### Your goal
Only lines holding "level" are wanted; copy each of them from the records below.

(Data shown begins)

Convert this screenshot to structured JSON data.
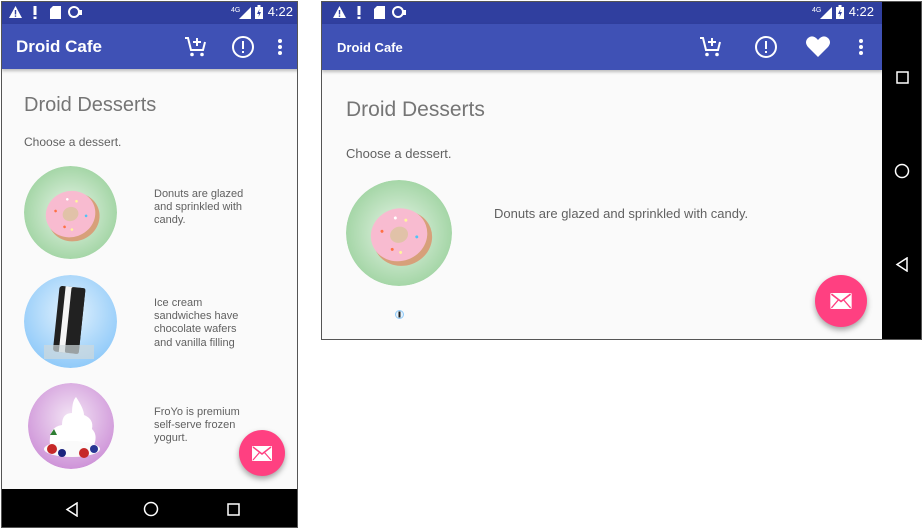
{
  "app": {
    "title": "Droid Cafe",
    "heading": "Droid Desserts",
    "subtitle": "Choose a dessert."
  },
  "status": {
    "time": "4:22",
    "network": "4G"
  },
  "desserts": [
    {
      "name": "donut",
      "description": "Donuts are glazed and sprinkled with candy."
    },
    {
      "name": "ice-cream-sandwich",
      "description": "Ice cream sandwiches have chocolate wafers and vanilla filling"
    },
    {
      "name": "froyo",
      "description": "FroYo is premium self-serve frozen yogurt."
    }
  ],
  "icons": {
    "cart": "shopping-cart-add-icon",
    "info": "exclamation-circle-icon",
    "favorite": "heart-icon",
    "overflow": "more-vert-icon",
    "fab": "email-icon",
    "nav_back": "back-triangle-icon",
    "nav_home": "home-circle-icon",
    "nav_recents": "recents-square-icon"
  },
  "colors": {
    "primary": "#3f51b5",
    "primary_dark": "#303f9f",
    "accent": "#ff4081",
    "text_secondary": "#757575"
  }
}
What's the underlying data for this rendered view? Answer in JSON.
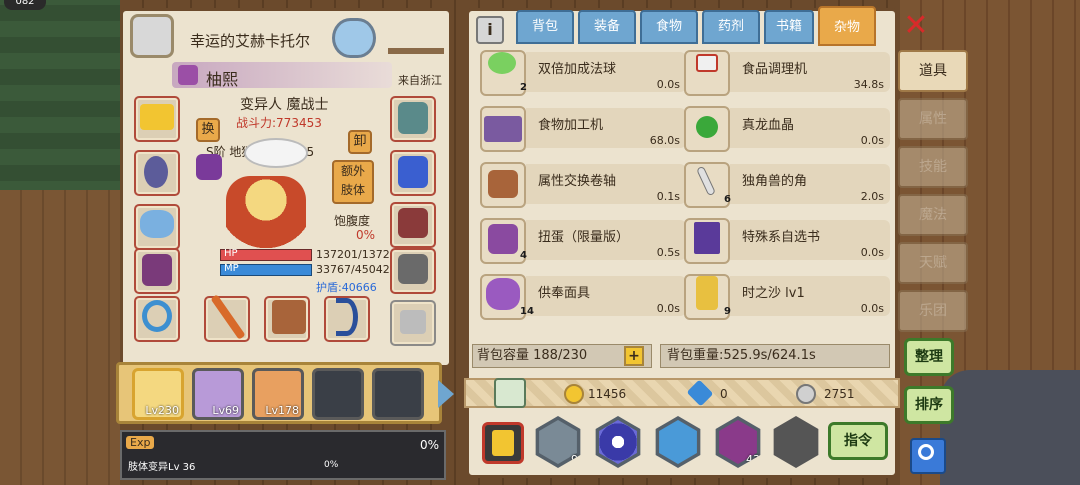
{
  "character": {
    "name": "幸运的艾赫卡托尔",
    "player_name": "柚熙",
    "origin": "来自浙江",
    "class": "变异人 魔战士",
    "power_label": "战斗力:773453",
    "swap_label": "换",
    "unequip_label": "卸",
    "extra_body_label": "额外\n肢体",
    "rank_text": "S阶 地狱使者 Lv 85",
    "satiety_label": "饱腹度",
    "satiety_value": "0%",
    "hp_label": "HP",
    "hp_value": "137201/1372",
    "mp_label": "MP",
    "mp_value": "33767/45042",
    "shield_value": "护盾:40666",
    "exp_label": "Exp",
    "exp_percent": "0%",
    "mutation_label": "肢体变异Lv 36",
    "mutation_percent": "0%",
    "party": [
      {
        "level": "Lv230"
      },
      {
        "level": "Lv69"
      },
      {
        "level": "Lv178"
      },
      {
        "level": ""
      },
      {
        "level": ""
      }
    ]
  },
  "tabs": [
    {
      "label": "背包"
    },
    {
      "label": "装备"
    },
    {
      "label": "食物"
    },
    {
      "label": "药剂"
    },
    {
      "label": "书籍"
    },
    {
      "label": "杂物"
    }
  ],
  "items": [
    {
      "name": "双倍加成法球",
      "time": "0.0s",
      "count": "2"
    },
    {
      "name": "食品调理机",
      "time": "34.8s",
      "count": ""
    },
    {
      "name": "食物加工机",
      "time": "68.0s",
      "count": ""
    },
    {
      "name": "真龙血晶",
      "time": "0.0s",
      "count": ""
    },
    {
      "name": "属性交换卷轴",
      "time": "0.1s",
      "count": ""
    },
    {
      "name": "独角兽的角",
      "time": "2.0s",
      "count": "6"
    },
    {
      "name": "扭蛋（限量版）",
      "time": "0.5s",
      "count": "4"
    },
    {
      "name": "特殊系自选书",
      "time": "0.0s",
      "count": ""
    },
    {
      "name": "供奉面具",
      "time": "0.0s",
      "count": "14"
    },
    {
      "name": "时之沙 lv1",
      "time": "0.0s",
      "count": "9"
    }
  ],
  "bag": {
    "capacity": "背包容量 188/230",
    "weight": "背包重量:525.9s/624.1s",
    "gold": "11456",
    "gems": "0",
    "silver": "2751"
  },
  "side_menu": [
    {
      "label": "道具"
    },
    {
      "label": "属性"
    },
    {
      "label": "技能"
    },
    {
      "label": "魔法"
    },
    {
      "label": "天赋"
    },
    {
      "label": "乐团"
    }
  ],
  "buttons": {
    "organize": "整理",
    "sort": "排序",
    "command": "指令",
    "close": "✕",
    "info": "i",
    "add": "+"
  },
  "quick_slots": [
    {
      "count": "9"
    },
    {
      "count": ""
    },
    {
      "count": ""
    },
    {
      "count": "43"
    }
  ],
  "top_left_badge": "082"
}
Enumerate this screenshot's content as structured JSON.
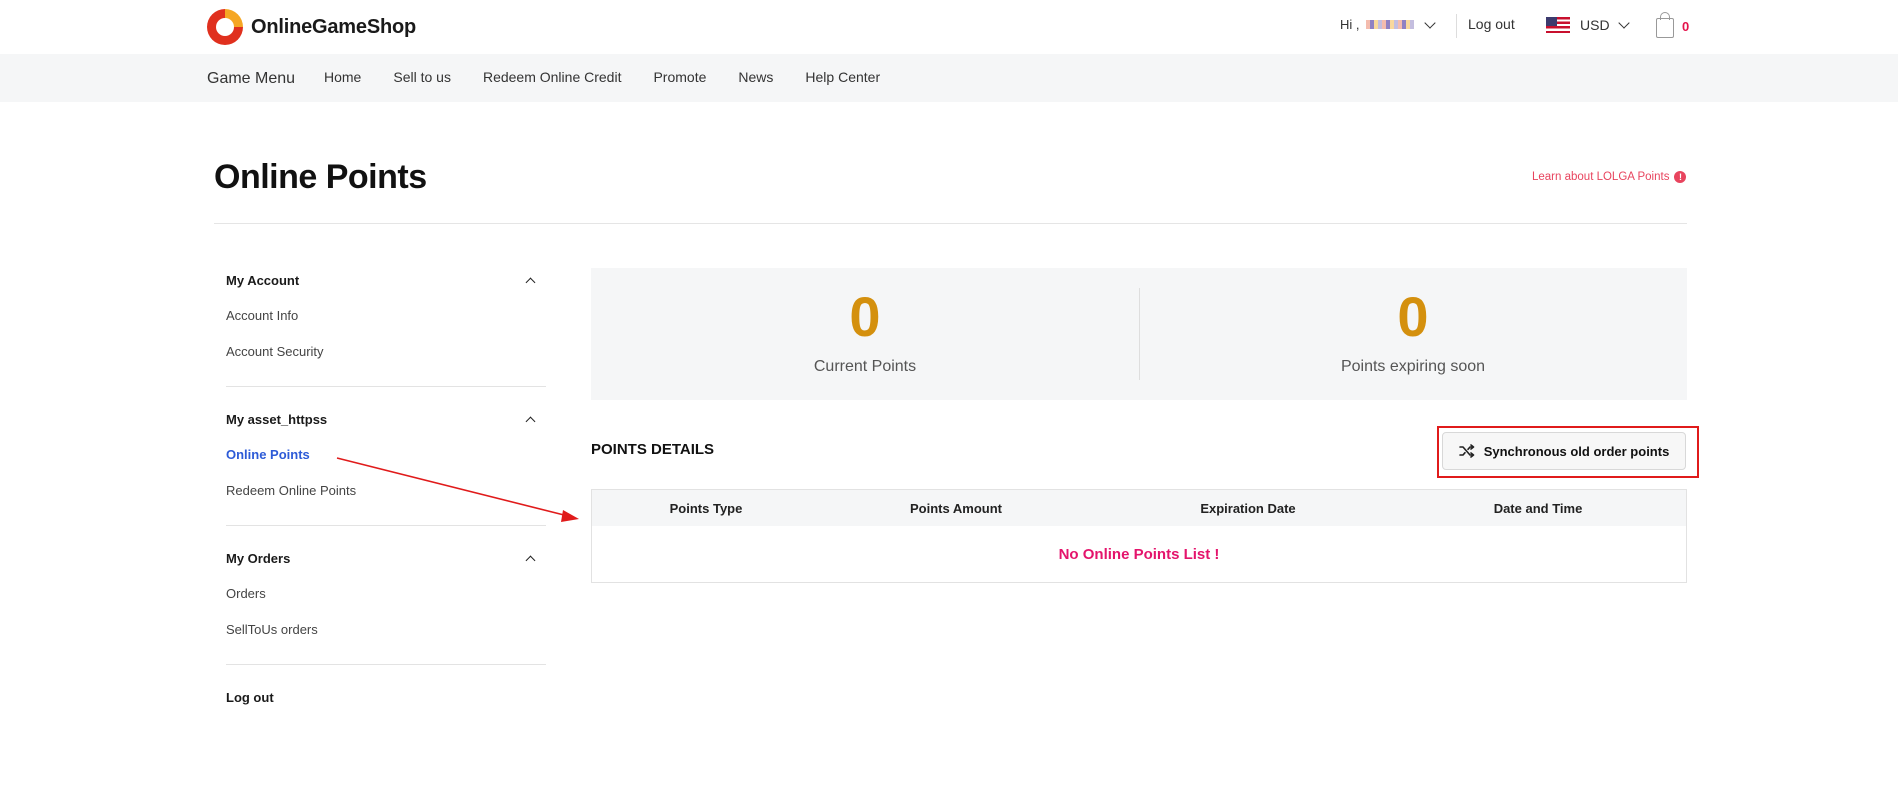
{
  "header": {
    "brand": "OnlineGameShop",
    "greeting": "Hi ,",
    "logout": "Log out",
    "currency": "USD",
    "cart_count": "0"
  },
  "nav": {
    "game_menu": "Game Menu",
    "links": [
      "Home",
      "Sell to us",
      "Redeem Online Credit",
      "Promote",
      "News",
      "Help Center"
    ]
  },
  "page": {
    "title": "Online Points",
    "learn_link": "Learn about LOLGA Points",
    "learn_icon": "!"
  },
  "sidebar": {
    "groups": [
      {
        "title": "My Account",
        "items": [
          "Account Info",
          "Account Security"
        ]
      },
      {
        "title": "My asset_httpss",
        "items": [
          "Online Points",
          "Redeem Online Points"
        ],
        "active": "Online Points"
      },
      {
        "title": "My Orders",
        "items": [
          "Orders",
          "SellToUs orders"
        ]
      }
    ],
    "logout": "Log out"
  },
  "stats": {
    "current_points": "0",
    "current_points_label": "Current Points",
    "expiring_points": "0",
    "expiring_points_label": "Points expiring soon"
  },
  "points_details": {
    "title": "POINTS DETAILS",
    "sync_button": "Synchronous old order points",
    "columns": [
      "Points Type",
      "Points Amount",
      "Expiration Date",
      "Date and Time"
    ],
    "empty_message": "No Online Points List !"
  },
  "colors": {
    "accent_red": "#e4144c",
    "points_gold": "#d4900e",
    "active_link": "#2d5bd7",
    "empty_pink": "#e4146c",
    "annotation_red": "#e01b1b"
  },
  "icons": [
    "logo-icon",
    "chevron-down-icon",
    "us-flag-icon",
    "shopping-bag-icon",
    "info-icon",
    "chevron-up-icon",
    "shuffle-icon"
  ]
}
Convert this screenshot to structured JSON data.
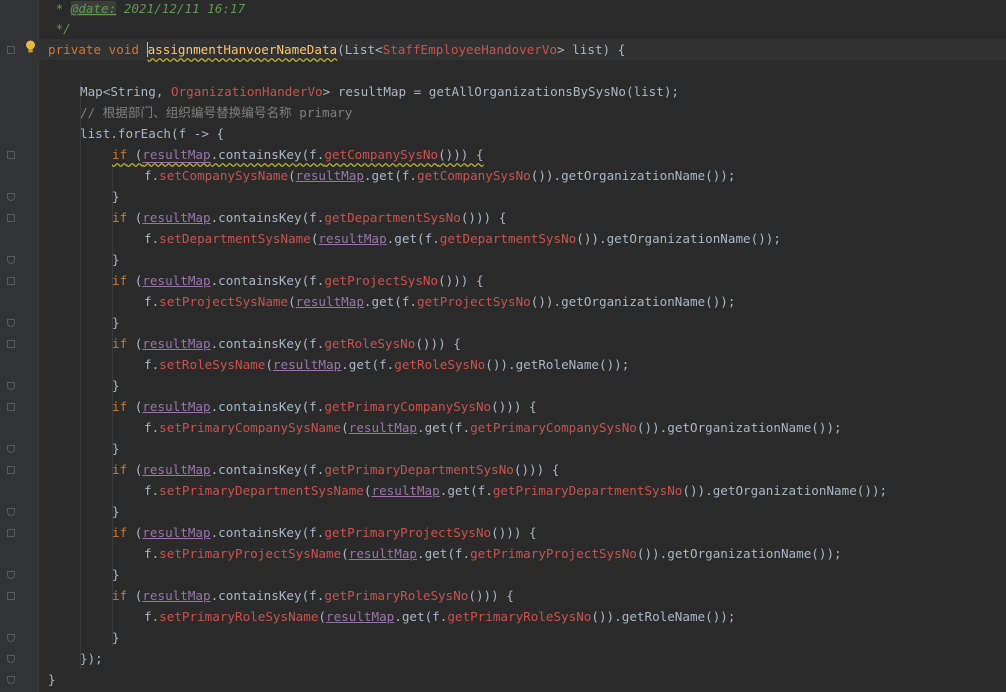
{
  "code": {
    "doc_date_prefix": " * ",
    "doc_date_tag": "@date:",
    "doc_date_value": " 2021/12/11 16:17",
    "doc_end": " */",
    "method_sig": {
      "modifiers": "private void ",
      "name": "assignmentHanvoerNameData",
      "params_open": "(List<",
      "param_type": "StaffEmployeeHandoverVo",
      "params_close": "> list) {"
    },
    "map_line": {
      "p1": "Map<String, ",
      "type": "OrganizationHanderVo",
      "p2": "> resultMap = getAllOrganizationsBySysNo(list);"
    },
    "comment_cn": "// 根据部门、组织编号替换编号名称 primary",
    "foreach_line": "list.forEach(f -> {",
    "blocks": [
      {
        "getter": "getCompanySysNo",
        "setter": "setCompanySysName",
        "tail": "getOrganizationName"
      },
      {
        "getter": "getDepartmentSysNo",
        "setter": "setDepartmentSysName",
        "tail": "getOrganizationName"
      },
      {
        "getter": "getProjectSysNo",
        "setter": "setProjectSysName",
        "tail": "getOrganizationName"
      },
      {
        "getter": "getRoleSysNo",
        "setter": "setRoleSysName",
        "tail": "getRoleName"
      },
      {
        "getter": "getPrimaryCompanySysNo",
        "setter": "setPrimaryCompanySysName",
        "tail": "getOrganizationName"
      },
      {
        "getter": "getPrimaryDepartmentSysNo",
        "setter": "setPrimaryDepartmentSysName",
        "tail": "getOrganizationName"
      },
      {
        "getter": "getPrimaryProjectSysNo",
        "setter": "setPrimaryProjectSysName",
        "tail": "getOrganizationName"
      },
      {
        "getter": "getPrimaryRoleSysNo",
        "setter": "setPrimaryRoleSysName",
        "tail": "getRoleName"
      }
    ],
    "tokens": {
      "if": "if",
      "result_map": "resultMap",
      "contains": ".containsKey(f.",
      "close_if": "())) {",
      "f_dot": "f.",
      "get": ".get(f.",
      "tail_open": "()).",
      "tail_close": "());",
      "open_paren": "(",
      "space_paren": " (",
      "close_brace": "}"
    },
    "foreach_end": "});",
    "method_end": "}"
  }
}
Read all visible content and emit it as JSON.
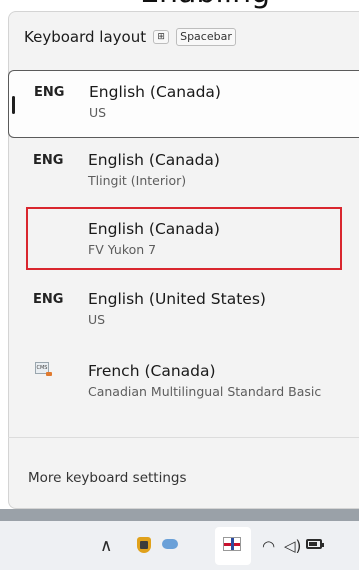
{
  "top_partial_text": "Enabling",
  "header": {
    "title": "Keyboard layout",
    "shortcut": "Spacebar"
  },
  "layouts": [
    {
      "tag": "ENG",
      "language": "English (Canada)",
      "layout": "US",
      "selected": true
    },
    {
      "tag": "ENG",
      "language": "English (Canada)",
      "layout": "Tlingit (Interior)",
      "selected": false
    },
    {
      "tag": "",
      "language": "English (Canada)",
      "layout": "FV Yukon 7",
      "selected": false,
      "highlighted": true
    },
    {
      "tag": "ENG",
      "language": "English (United States)",
      "layout": "US",
      "selected": false
    },
    {
      "tag": "",
      "language": "French (Canada)",
      "layout": "Canadian Multilingual Standard Basic",
      "selected": false,
      "icon": "ime-icon"
    }
  ],
  "footer": {
    "more_settings": "More keyboard settings"
  },
  "taskbar": {
    "chevron": "∧",
    "icons": [
      "chevron-up-icon",
      "security-shield-icon",
      "onedrive-sync-icon",
      "language-flag-icon",
      "wifi-icon",
      "volume-icon",
      "battery-icon"
    ]
  },
  "colors": {
    "highlight": "#d9262e",
    "background": "#f3f3f3"
  }
}
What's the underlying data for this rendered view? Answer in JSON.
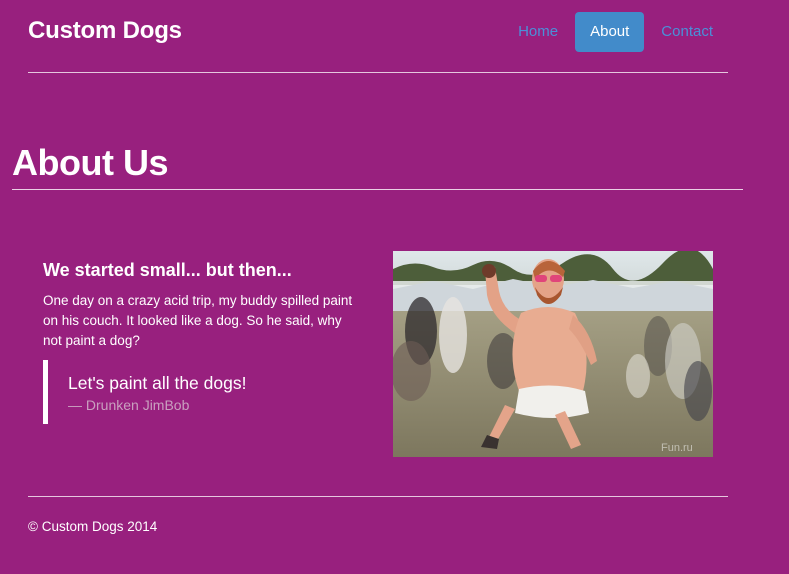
{
  "header": {
    "brand": "Custom Dogs",
    "nav": [
      {
        "label": "Home",
        "active": false
      },
      {
        "label": "About",
        "active": true
      },
      {
        "label": "Contact",
        "active": false
      }
    ]
  },
  "main": {
    "title": "About Us",
    "story": {
      "heading": "We started small... but then...",
      "body": "One day on a crazy acid trip, my buddy spilled paint on his couch. It looked like a dog. So he said, why not paint a dog?"
    },
    "quote": {
      "text": "Let's paint all the dogs!",
      "cite": "— Drunken JimBob"
    },
    "photo_watermark": "Fun.ru"
  },
  "footer": {
    "copyright": "© Custom Dogs 2014"
  },
  "colors": {
    "background": "#98207e",
    "nav_link": "#4a90d9",
    "nav_active_bg": "#428bca",
    "quote_cite": "#c9a0bf"
  }
}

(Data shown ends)

### Answer for this exercise
        "level": "Lv230"
        "level": "Lv69"
        "level": "Lv178"
        "level": ""
        "level": ""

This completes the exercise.